OPINION PIECE - Lani Evans is Vodafone New Zealand Foundation Manager.
As Hurricane Irma does its very worst to homes throughout America, it’s easy to be left feeling powerless on the other side of the world.
Irma, one of the strongest tropical hurricanes ever recorded in the Atlantic Ocean, has left a mark on the Caribbean and Florida. Ninety percent of the Island of Barbuda has been destroyed and up to 3 million people are expected to be affected. Tragically 40 people have lost their lives.
Just one year ago, another crisis emerged, this one much closer to home.
Cyclone Winston lashed Fiji with winds of 280kmph and flattened entire villages. As part of the relief effort Vodafone New Zealand sent our volunteer Instant Network team over to re-stablish mobile communications to help aid workers communicate during the relief effort, and enable people to contact their loved ones. The stories our team encountered were heart-breaking and sadly, these tragedies will become more frequent as we feel the effects of climate change.
So what more do we do to help?
Human beings are incredibly empathetic – our brains are biologically hardwired for it. George Monbiot said in a recent article that humans possess an astonishing degree of altruism - that we are “among mammals, the supreme co-operators.” So how do we engage that altruism, that global whanaungatanga, in the face of disasters like Irma and Winston? In the face of problems like climate change?
Industries like ours will continue to hold an important part of the puzzle.
Telecommunications allow us to connect across disparate geographies, reducing the climatic impacts of travel, and, more importantly, creating the space for the digital communities that give rise to social and political justice movements.
Our industry builds and distributes the tools that allow for radical change. Like Dr Lance O’Sullivan’s virtual medical centre, set up in Patea, a town with no doctor, giving rural whanau access to medical professionals; like the drones that deliver vaccines and blood for transfusions to isolated communities in Rwanda; like M-Pesa, the digital money transfer system that allows more than 25 million ‘unbanked’ people access financial services.
And like the Instant Network.

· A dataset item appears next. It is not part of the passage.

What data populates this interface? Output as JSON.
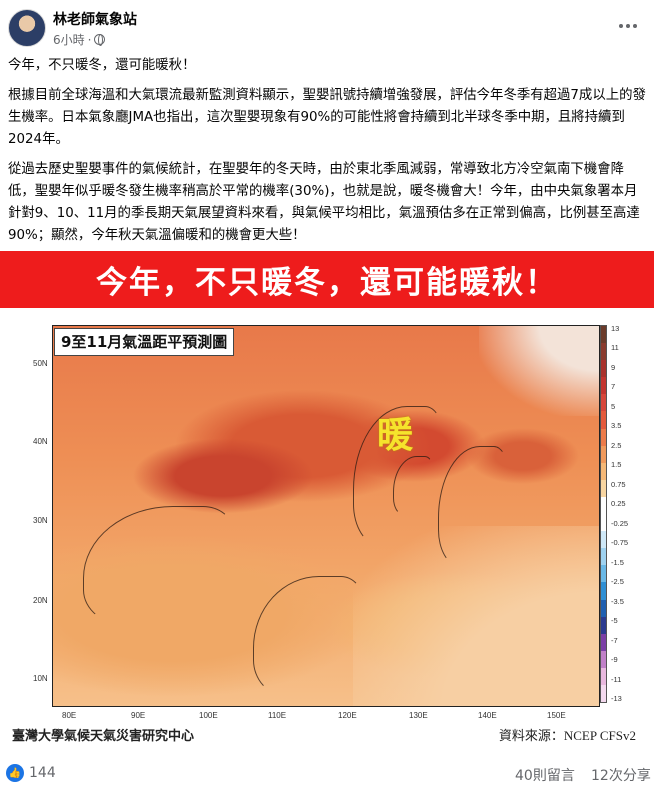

Right now, a group of trained Vodafone staff from Hungary, the Netherlands and Spain have touched down in Pointe-à-Pitre in Guadeloupe to provide communications support in the areas worst affected by Hurricane Irma.
Getting donated funds to emergency relief organisations is extremely important because necessities like water, medical supplies stem the flow of damage and disease and will save lives.
This is our 11th deployment, working alongside NGO Télécoms Sans Frontières. Our New Zealand team have deployed four times and we expect to be deployed again, for the next earthquake, the next cyclone, the next human tragedy.
Our primary role is to re-establish communications, giving aid workers the ability to co-ordinate their efforts and giving individuals the means to let their families know that they are safe.
According to Andrew Dunnett, the Vodafone Foundation Director “Ensuring people are able to communicate in the aftermath of a natural disaster is crucial, both for the coordination of aid and to enable those affected to reconnect with family and friends".
I couldn’t agree more. Humans, the great co-operators, the empathetic connectors – we need each other, we need to work together, and we need to see the ways in which our challenges and our lives intersect.
Our focus, at the Vodafone NZ Foundation is on youth and our bold goal is to halve the number of excluded and disadvantaged young people in New Zealand. We take a social justice lens, but I believe it is inextricably linked to climate change and to the work we do with Instant Network, by our common humanity, because those who will be most affected by events like Irma won’t be those who are doing alright – they will be the vulnerable and we are all in this together.
As Lilla Watson said, “If you have come here to help me, you are wasting your time. But if you have come because your liberation is bound up with mine, then let us work together”.